Scott: Which I appreciated. He genuinely made me feel uncomfortable, and Simon’s portrayal is something bizarrely wonderful, but like most every other emotional element here, his potential isn’t ever really utilized for anything. Although I do really want his tattoos.
So if it’s not a particularly good movie, why is one of the best movies of all time?
Landon: Even more so than last week’s film, L’Atalante has a clear influence on later French art cinema.
Truffaut was inspired by this and Vigo’s Zero de Conduite when he set out to make The 400 Blows, and there’s even an award in France given for independent spirit and experimentation since 1951. Which Breathless (a film we’ll be tackling soon) won in 1960.
His work was hated in the 1930s, so this was a postwar resurrection project: Vigo’s work was revisited and beloved by a generation. Thus, he’s been canonized. But I think the important emphasis here is on Vigo’s work, not L’Atalante specifically.
Scott: And the big question: how important is it to keep sacred the early prototypes that would inspire later works of genius?
Landon: I think that the critics’ relationship to L’Atalante is changing, albeit slowly, at least as indicated by the changes in the S&S list. As with Battleship Potemkin, this is a film that used to be in the top 10. I didn’t check on this, but my guess is that (like Potemkin and Man with the Movie Camera), it was simply difficult to have 2 French films from the 1930s (Rules of the Game and L’Atalante) in the top 10 at the same time. L’Atalante fell out of the top spots.
Even though Rules of the Game stands opposite to L’Atalante in terms of its style in many ways.
How much do you think Vigo’s early death has a role in L’Atalante’s status?
Scott: That’s a fascinating question. Not only did he die at age 29, but he did so concurrently with the filming and release of L’Atalante. He had been battling tuberculosis for years, but with filming in the wet cold of French canals, it’s not hard to imagine that making L’Atalante killed him. He literally died for his art.
But we also have to be careful about lionizing him simply because his life and his creative output were cut short. If he had lived, he might have been an even bigger influence or, even crazier, become a success in his own right.
Landon: He’s probably the only director on this list whose entire filmography can be viewed in an afternoon with time to spare.
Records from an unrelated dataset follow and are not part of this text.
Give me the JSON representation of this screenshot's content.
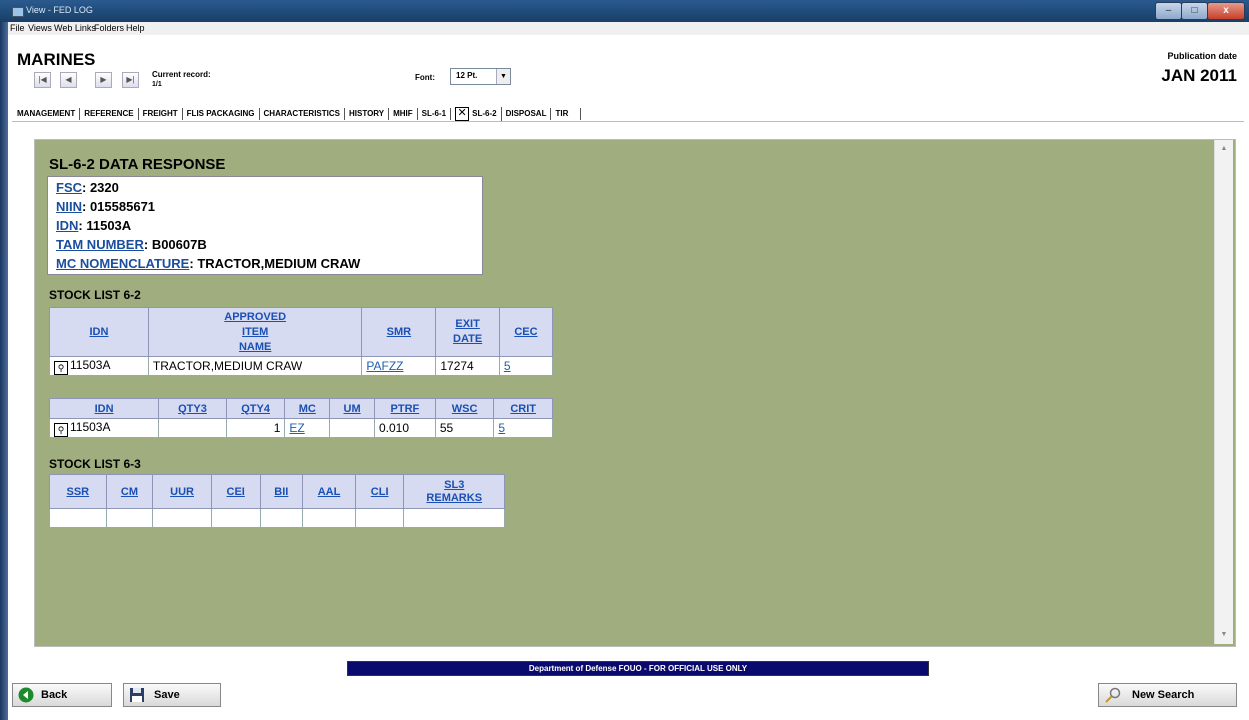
{
  "window": {
    "title": "View - FED LOG",
    "min_label": "–",
    "max_label": "□",
    "close_label": "x"
  },
  "menu": [
    "File",
    "Views",
    "Web Links",
    "Folders",
    "Help"
  ],
  "header": {
    "org": "MARINES",
    "nav": [
      "|◀",
      "◀",
      "▶",
      "▶|"
    ],
    "current_record_label": "Current record:",
    "current_record_value": "1/1",
    "font_label": "Font:",
    "font_value": "12 Pt.",
    "publication_label": "Publication date",
    "publication_date": "JAN 2011"
  },
  "tabs": [
    "MANAGEMENT",
    "REFERENCE",
    "FREIGHT",
    "FLIS PACKAGING",
    "CHARACTERISTICS",
    "HISTORY",
    "MHIF",
    "SL-6-1",
    "SL-6-2",
    "DISPOSAL",
    "TIR"
  ],
  "active_tab": "SL-6-2",
  "response": {
    "title": "SL-6-2 DATA RESPONSE",
    "fields": [
      {
        "label": "FSC",
        "value": "2320"
      },
      {
        "label": "NIIN",
        "value": "015585671"
      },
      {
        "label": "IDN",
        "value": "11503A"
      },
      {
        "label": "TAM NUMBER",
        "value": "B00607B"
      },
      {
        "label": "MC NOMENCLATURE",
        "value": "TRACTOR,MEDIUM CRAW"
      }
    ]
  },
  "sl62": {
    "title": "STOCK LIST 6-2",
    "table1": {
      "headers": [
        "IDN",
        "APPROVED\nITEM\nNAME",
        "SMR",
        "EXIT\nDATE",
        "CEC"
      ],
      "row": {
        "idn": "11503A",
        "name": "TRACTOR,MEDIUM CRAW",
        "smr": "PAFZZ",
        "exit_date": "17274",
        "cec": "5"
      }
    },
    "table2": {
      "headers": [
        "IDN",
        "QTY3",
        "QTY4",
        "MC",
        "UM",
        "PTRF",
        "WSC",
        "CRIT"
      ],
      "row": {
        "idn": "11503A",
        "qty3": "",
        "qty4": "1",
        "mc": "EZ",
        "um": "",
        "ptrf": "0.010",
        "wsc": "55",
        "crit": "5"
      }
    }
  },
  "sl63": {
    "title": "STOCK LIST 6-3",
    "headers": [
      "SSR",
      "CM",
      "UUR",
      "CEI",
      "BII",
      "AAL",
      "CLI",
      "SL3\nREMARKS"
    ]
  },
  "footer": {
    "banner": "Department of Defense FOUO - FOR OFFICIAL USE ONLY",
    "back": "Back",
    "save": "Save",
    "new_search": "New Search"
  },
  "colors": {
    "content_bg": "#a0ad7e",
    "header_fill": "#d6dbf2",
    "link": "#1a4fb3",
    "banner": "#0a0a6e"
  }
}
Not only is the idea of dying for your art romantic to an intoxicating degree, but so is the notion of being posthumously appreciated, and having an influence that stands in inverse proportion to actual output.
It’s hard not to get caught up in that, yet I find myself preferring Jean Renoir’s school of French interwar art filmmaking.
Scott: And I’d rather have success while I’m breathing.
Do you think his death helped his legacy with the filmmakers who would become the New Wave?
Landon: I think the content and style have a more palpable influence. You can definitely see Vigo’s chaotic editing style in Breathless, and Zero de Conduite gets an obvious narrative re-working in 400 Blows.
Scott: They saw someone who was not content to do what was expected.
Landon: Exactly. I think the sense of re-discovery is a big part of it: the fact that his films were dismissed and then viewed by a later generation who thought, “Oh, cinema can be this, too?” combined with the fact that a film like L’Atalante has been a decades-long restoration project. The passion around this film is clearer than many of the others we’ve seen, but that makes it all the harder to let the film stand on its own in a timeless way.
Scott: Combined with the poetic injustice of a commercial venture taking over Vigo’s artistic vision and releasing a drastically reduced cut into theaters. That can rally the troops of truth and beauty. You know, I didn’t love it or hate it, but without it, dozens of brilliant movies would not have been made (or been made so daringly well).
So I’d say Vigo accomplished something pretty special here.
Landon: I’d bet my favorite pair of hands in a jar that you’re right.
Scott: I’ll see that, and raise you my creepy puppet conductor.